------ Source records ------
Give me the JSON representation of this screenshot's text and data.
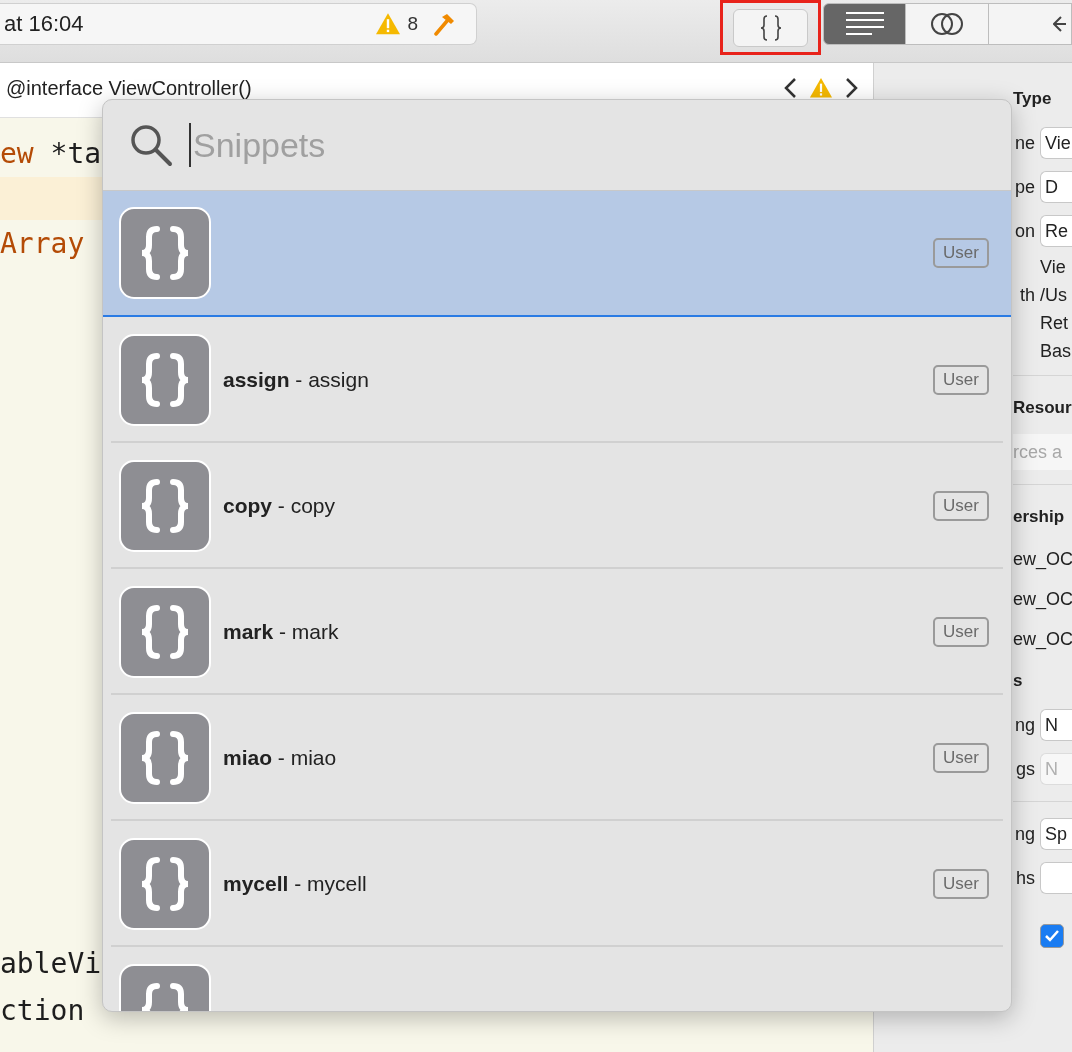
{
  "toolbar": {
    "status": "at 16:04",
    "warning_count": "8",
    "snippets_button": {
      "highlighted": true
    },
    "segments": [
      {
        "kind": "lines",
        "selected": true
      },
      {
        "kind": "circles",
        "selected": false
      },
      {
        "kind": "arrow",
        "selected": false
      }
    ]
  },
  "jump_bar": {
    "title": "@interface ViewController()"
  },
  "editor": {
    "lines": [
      {
        "highlighted": false,
        "tokens": [
          {
            "kind": "keyword",
            "text": "ew"
          },
          {
            "kind": "plain",
            "text": " *ta"
          }
        ]
      },
      {
        "highlighted": true
      },
      {
        "highlighted": false,
        "tokens": [
          {
            "kind": "keyword",
            "text": "Array"
          }
        ]
      }
    ],
    "bottom_lines": [
      {
        "highlighted": false,
        "tokens": [
          {
            "kind": "plain",
            "text": "ableVi"
          }
        ]
      },
      {
        "highlighted": false,
        "tokens": [
          {
            "kind": "plain",
            "text": "ction"
          }
        ]
      }
    ]
  },
  "inspector": {
    "rows": [
      {
        "kind": "header",
        "text": "Type"
      },
      {
        "kind": "field",
        "label": "ne",
        "value": "Vie",
        "disabled": false
      },
      {
        "kind": "field",
        "label": "pe",
        "value": "D",
        "disabled": false
      },
      {
        "kind": "field",
        "label": "on",
        "value": "Re",
        "disabled": false
      },
      {
        "kind": "text",
        "value": "Vie"
      },
      {
        "kind": "text",
        "label": "th",
        "value": "/Us"
      },
      {
        "kind": "text",
        "value": "Ret"
      },
      {
        "kind": "text",
        "value": "Bas"
      },
      {
        "kind": "divider"
      },
      {
        "kind": "header",
        "text": "Resour"
      },
      {
        "kind": "search",
        "placeholder": "rces a"
      },
      {
        "kind": "divider"
      },
      {
        "kind": "header",
        "text": "ership"
      },
      {
        "kind": "plain",
        "text": "ew_OC"
      },
      {
        "kind": "plain",
        "text": "ew_OC"
      },
      {
        "kind": "plain",
        "text": "ew_OC"
      },
      {
        "kind": "header",
        "text": "s"
      },
      {
        "kind": "field",
        "label": "ng",
        "value": "N",
        "disabled": false
      },
      {
        "kind": "field",
        "label": "gs",
        "value": "N",
        "disabled": true
      },
      {
        "kind": "divider"
      },
      {
        "kind": "field",
        "label": "ng",
        "value": "Sp",
        "disabled": false
      },
      {
        "kind": "field",
        "label": "hs",
        "disabled": false
      },
      {
        "kind": "checkbox",
        "checked": true
      }
    ]
  },
  "popup": {
    "search": {
      "placeholder": "Snippets"
    },
    "snippets": [
      {
        "badge": "User",
        "selected": true
      },
      {
        "text": "**assign** - assign",
        "badge": "User",
        "selected": false
      },
      {
        "text": "**copy** - copy",
        "badge": "User",
        "selected": false
      },
      {
        "text": "**mark** - mark",
        "badge": "User",
        "selected": false
      },
      {
        "text": "**miao** - miao",
        "badge": "User",
        "selected": false
      },
      {
        "text": "**mycell** - mycell",
        "badge": "User",
        "selected": false
      },
      {
        "selected": false
      }
    ]
  }
}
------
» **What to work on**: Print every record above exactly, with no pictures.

» **Answer section**:
Give me the JSON representation of this screenshot's text and data.
{
  "toolbar": {
    "status": "at 16:04",
    "warning_count": "8",
    "snippets_button": {
      "highlighted": true
    },
    "segments": [
      {
        "kind": "lines",
        "selected": true
      },
      {
        "kind": "circles",
        "selected": false
      },
      {
        "kind": "arrow",
        "selected": false
      }
    ]
  },
  "jump_bar": {
    "title": "@interface ViewController()"
  },
  "editor": {
    "lines": [
      {
        "highlighted": false,
        "tokens": [
          {
            "kind": "keyword",
            "text": "ew"
          },
          {
            "kind": "plain",
            "text": " *ta"
          }
        ]
      },
      {
        "highlighted": true
      },
      {
        "highlighted": false,
        "tokens": [
          {
            "kind": "keyword",
            "text": "Array"
          }
        ]
      }
    ],
    "bottom_lines": [
      {
        "highlighted": false,
        "tokens": [
          {
            "kind": "plain",
            "text": "ableVi"
          }
        ]
      },
      {
        "highlighted": false,
        "tokens": [
          {
            "kind": "plain",
            "text": "ction"
          }
        ]
      }
    ]
  },
  "inspector": {
    "rows": [
      {
        "kind": "header",
        "text": "Type"
      },
      {
        "kind": "field",
        "label": "ne",
        "value": "Vie",
        "disabled": false
      },
      {
        "kind": "field",
        "label": "pe",
        "value": "D",
        "disabled": false
      },
      {
        "kind": "field",
        "label": "on",
        "value": "Re",
        "disabled": false
      },
      {
        "kind": "text",
        "value": "Vie"
      },
      {
        "kind": "text",
        "label": "th",
        "value": "/Us"
      },
      {
        "kind": "text",
        "value": "Ret"
      },
      {
        "kind": "text",
        "value": "Bas"
      },
      {
        "kind": "divider"
      },
      {
        "kind": "header",
        "text": "Resour"
      },
      {
        "kind": "search",
        "placeholder": "rces a"
      },
      {
        "kind": "divider"
      },
      {
        "kind": "header",
        "text": "ership"
      },
      {
        "kind": "plain",
        "text": "ew_OC"
      },
      {
        "kind": "plain",
        "text": "ew_OC"
      },
      {
        "kind": "plain",
        "text": "ew_OC"
      },
      {
        "kind": "header",
        "text": "s"
      },
      {
        "kind": "field",
        "label": "ng",
        "value": "N",
        "disabled": false
      },
      {
        "kind": "field",
        "label": "gs",
        "value": "N",
        "disabled": true
      },
      {
        "kind": "divider"
      },
      {
        "kind": "field",
        "label": "ng",
        "value": "Sp",
        "disabled": false
      },
      {
        "kind": "field",
        "label": "hs",
        "disabled": false
      },
      {
        "kind": "checkbox",
        "checked": true
      }
    ]
  },
  "popup": {
    "search": {
      "placeholder": "Snippets"
    },
    "snippets": [
      {
        "badge": "User",
        "selected": true
      },
      {
        "text": "**assign** - assign",
        "badge": "User",
        "selected": false
      },
      {
        "text": "**copy** - copy",
        "badge": "User",
        "selected": false
      },
      {
        "text": "**mark** - mark",
        "badge": "User",
        "selected": false
      },
      {
        "text": "**miao** - miao",
        "badge": "User",
        "selected": false
      },
      {
        "text": "**mycell** - mycell",
        "badge": "User",
        "selected": false
      },
      {
        "selected": false
      }
    ]
  }
}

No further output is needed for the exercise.